*PROVIDED DATA*
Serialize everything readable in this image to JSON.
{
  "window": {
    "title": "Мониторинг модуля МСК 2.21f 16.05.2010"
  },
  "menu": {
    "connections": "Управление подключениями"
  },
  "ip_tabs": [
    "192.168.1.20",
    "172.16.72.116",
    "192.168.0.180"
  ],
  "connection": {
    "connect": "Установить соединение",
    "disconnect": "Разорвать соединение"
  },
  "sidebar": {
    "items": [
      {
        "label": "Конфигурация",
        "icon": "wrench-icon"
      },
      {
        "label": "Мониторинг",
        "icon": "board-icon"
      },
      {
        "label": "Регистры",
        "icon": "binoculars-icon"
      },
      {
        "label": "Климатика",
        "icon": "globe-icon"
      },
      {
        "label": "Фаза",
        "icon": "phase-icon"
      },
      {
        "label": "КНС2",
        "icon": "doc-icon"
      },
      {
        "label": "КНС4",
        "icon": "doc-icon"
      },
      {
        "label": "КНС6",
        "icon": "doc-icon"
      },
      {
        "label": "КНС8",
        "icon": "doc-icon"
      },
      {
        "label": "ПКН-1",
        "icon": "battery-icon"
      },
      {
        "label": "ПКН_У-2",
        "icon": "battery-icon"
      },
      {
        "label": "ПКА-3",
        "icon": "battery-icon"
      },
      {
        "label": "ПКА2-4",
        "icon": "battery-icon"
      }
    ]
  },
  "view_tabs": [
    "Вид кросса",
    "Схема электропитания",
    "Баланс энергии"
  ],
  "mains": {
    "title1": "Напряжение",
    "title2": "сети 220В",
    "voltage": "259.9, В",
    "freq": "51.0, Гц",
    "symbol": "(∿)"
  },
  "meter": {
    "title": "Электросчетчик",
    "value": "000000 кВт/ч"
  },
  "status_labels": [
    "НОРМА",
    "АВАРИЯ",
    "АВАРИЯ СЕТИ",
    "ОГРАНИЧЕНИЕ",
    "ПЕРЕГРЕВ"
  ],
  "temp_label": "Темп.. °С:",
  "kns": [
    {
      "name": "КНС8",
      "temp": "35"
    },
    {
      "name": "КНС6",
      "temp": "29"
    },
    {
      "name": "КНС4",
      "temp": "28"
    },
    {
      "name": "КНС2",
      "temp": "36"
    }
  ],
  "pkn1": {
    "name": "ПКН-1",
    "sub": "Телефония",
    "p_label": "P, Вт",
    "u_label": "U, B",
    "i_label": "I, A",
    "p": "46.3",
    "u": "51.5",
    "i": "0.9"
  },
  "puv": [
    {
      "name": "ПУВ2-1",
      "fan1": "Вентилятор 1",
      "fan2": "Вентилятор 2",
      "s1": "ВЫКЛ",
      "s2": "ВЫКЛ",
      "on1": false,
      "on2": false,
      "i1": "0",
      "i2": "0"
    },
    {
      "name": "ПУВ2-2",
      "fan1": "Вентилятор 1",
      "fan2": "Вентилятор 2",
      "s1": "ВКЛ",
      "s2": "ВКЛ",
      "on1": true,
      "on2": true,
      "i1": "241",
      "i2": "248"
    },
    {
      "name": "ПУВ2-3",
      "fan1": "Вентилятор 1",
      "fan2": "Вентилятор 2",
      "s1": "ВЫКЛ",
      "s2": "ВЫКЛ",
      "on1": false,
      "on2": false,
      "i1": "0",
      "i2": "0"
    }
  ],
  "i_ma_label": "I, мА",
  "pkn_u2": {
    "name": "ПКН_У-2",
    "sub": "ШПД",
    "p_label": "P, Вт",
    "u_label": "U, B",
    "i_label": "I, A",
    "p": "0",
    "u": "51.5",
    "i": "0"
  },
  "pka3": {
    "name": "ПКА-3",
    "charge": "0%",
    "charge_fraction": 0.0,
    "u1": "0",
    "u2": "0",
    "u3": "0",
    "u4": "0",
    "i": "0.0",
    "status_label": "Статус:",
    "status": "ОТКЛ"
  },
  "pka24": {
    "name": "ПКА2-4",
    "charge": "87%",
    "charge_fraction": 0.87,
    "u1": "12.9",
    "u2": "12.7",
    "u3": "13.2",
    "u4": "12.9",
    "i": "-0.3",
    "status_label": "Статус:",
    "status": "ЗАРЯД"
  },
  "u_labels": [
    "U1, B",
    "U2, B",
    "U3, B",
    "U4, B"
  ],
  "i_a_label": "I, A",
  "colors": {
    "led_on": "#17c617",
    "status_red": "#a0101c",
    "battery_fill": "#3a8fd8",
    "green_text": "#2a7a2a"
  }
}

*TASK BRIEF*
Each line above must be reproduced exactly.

*EXERCISE ANSWER*
Serialize everything readable in this image to JSON.
{
  "window": {
    "title": "Мониторинг модуля МСК 2.21f 16.05.2010"
  },
  "menu": {
    "connections": "Управление подключениями"
  },
  "ip_tabs": [
    "192.168.1.20",
    "172.16.72.116",
    "192.168.0.180"
  ],
  "connection": {
    "connect": "Установить соединение",
    "disconnect": "Разорвать соединение"
  },
  "sidebar": {
    "items": [
      {
        "label": "Конфигурация",
        "icon": "wrench-icon"
      },
      {
        "label": "Мониторинг",
        "icon": "board-icon"
      },
      {
        "label": "Регистры",
        "icon": "binoculars-icon"
      },
      {
        "label": "Климатика",
        "icon": "globe-icon"
      },
      {
        "label": "Фаза",
        "icon": "phase-icon"
      },
      {
        "label": "КНС2",
        "icon": "doc-icon"
      },
      {
        "label": "КНС4",
        "icon": "doc-icon"
      },
      {
        "label": "КНС6",
        "icon": "doc-icon"
      },
      {
        "label": "КНС8",
        "icon": "doc-icon"
      },
      {
        "label": "ПКН-1",
        "icon": "battery-icon"
      },
      {
        "label": "ПКН_У-2",
        "icon": "battery-icon"
      },
      {
        "label": "ПКА-3",
        "icon": "battery-icon"
      },
      {
        "label": "ПКА2-4",
        "icon": "battery-icon"
      }
    ]
  },
  "view_tabs": [
    "Вид кросса",
    "Схема электропитания",
    "Баланс энергии"
  ],
  "mains": {
    "title1": "Напряжение",
    "title2": "сети 220В",
    "voltage": "259.9, В",
    "freq": "51.0, Гц",
    "symbol": "(∿)"
  },
  "meter": {
    "title": "Электросчетчик",
    "value": "000000 кВт/ч"
  },
  "status_labels": [
    "НОРМА",
    "АВАРИЯ",
    "АВАРИЯ СЕТИ",
    "ОГРАНИЧЕНИЕ",
    "ПЕРЕГРЕВ"
  ],
  "temp_label": "Темп.. °С:",
  "kns": [
    {
      "name": "КНС8",
      "temp": "35"
    },
    {
      "name": "КНС6",
      "temp": "29"
    },
    {
      "name": "КНС4",
      "temp": "28"
    },
    {
      "name": "КНС2",
      "temp": "36"
    }
  ],
  "pkn1": {
    "name": "ПКН-1",
    "sub": "Телефония",
    "p_label": "P, Вт",
    "u_label": "U, B",
    "i_label": "I, A",
    "p": "46.3",
    "u": "51.5",
    "i": "0.9"
  },
  "puv": [
    {
      "name": "ПУВ2-1",
      "fan1": "Вентилятор 1",
      "fan2": "Вентилятор 2",
      "s1": "ВЫКЛ",
      "s2": "ВЫКЛ",
      "on1": false,
      "on2": false,
      "i1": "0",
      "i2": "0"
    },
    {
      "name": "ПУВ2-2",
      "fan1": "Вентилятор 1",
      "fan2": "Вентилятор 2",
      "s1": "ВКЛ",
      "s2": "ВКЛ",
      "on1": true,
      "on2": true,
      "i1": "241",
      "i2": "248"
    },
    {
      "name": "ПУВ2-3",
      "fan1": "Вентилятор 1",
      "fan2": "Вентилятор 2",
      "s1": "ВЫКЛ",
      "s2": "ВЫКЛ",
      "on1": false,
      "on2": false,
      "i1": "0",
      "i2": "0"
    }
  ],
  "i_ma_label": "I, мА",
  "pkn_u2": {
    "name": "ПКН_У-2",
    "sub": "ШПД",
    "p_label": "P, Вт",
    "u_label": "U, B",
    "i_label": "I, A",
    "p": "0",
    "u": "51.5",
    "i": "0"
  },
  "pka3": {
    "name": "ПКА-3",
    "charge": "0%",
    "charge_fraction": 0.0,
    "u1": "0",
    "u2": "0",
    "u3": "0",
    "u4": "0",
    "i": "0.0",
    "status_label": "Статус:",
    "status": "ОТКЛ"
  },
  "pka24": {
    "name": "ПКА2-4",
    "charge": "87%",
    "charge_fraction": 0.87,
    "u1": "12.9",
    "u2": "12.7",
    "u3": "13.2",
    "u4": "12.9",
    "i": "-0.3",
    "status_label": "Статус:",
    "status": "ЗАРЯД"
  },
  "u_labels": [
    "U1, B",
    "U2, B",
    "U3, B",
    "U4, B"
  ],
  "i_a_label": "I, A",
  "colors": {
    "led_on": "#17c617",
    "status_red": "#a0101c",
    "battery_fill": "#3a8fd8",
    "green_text": "#2a7a2a"
  }
}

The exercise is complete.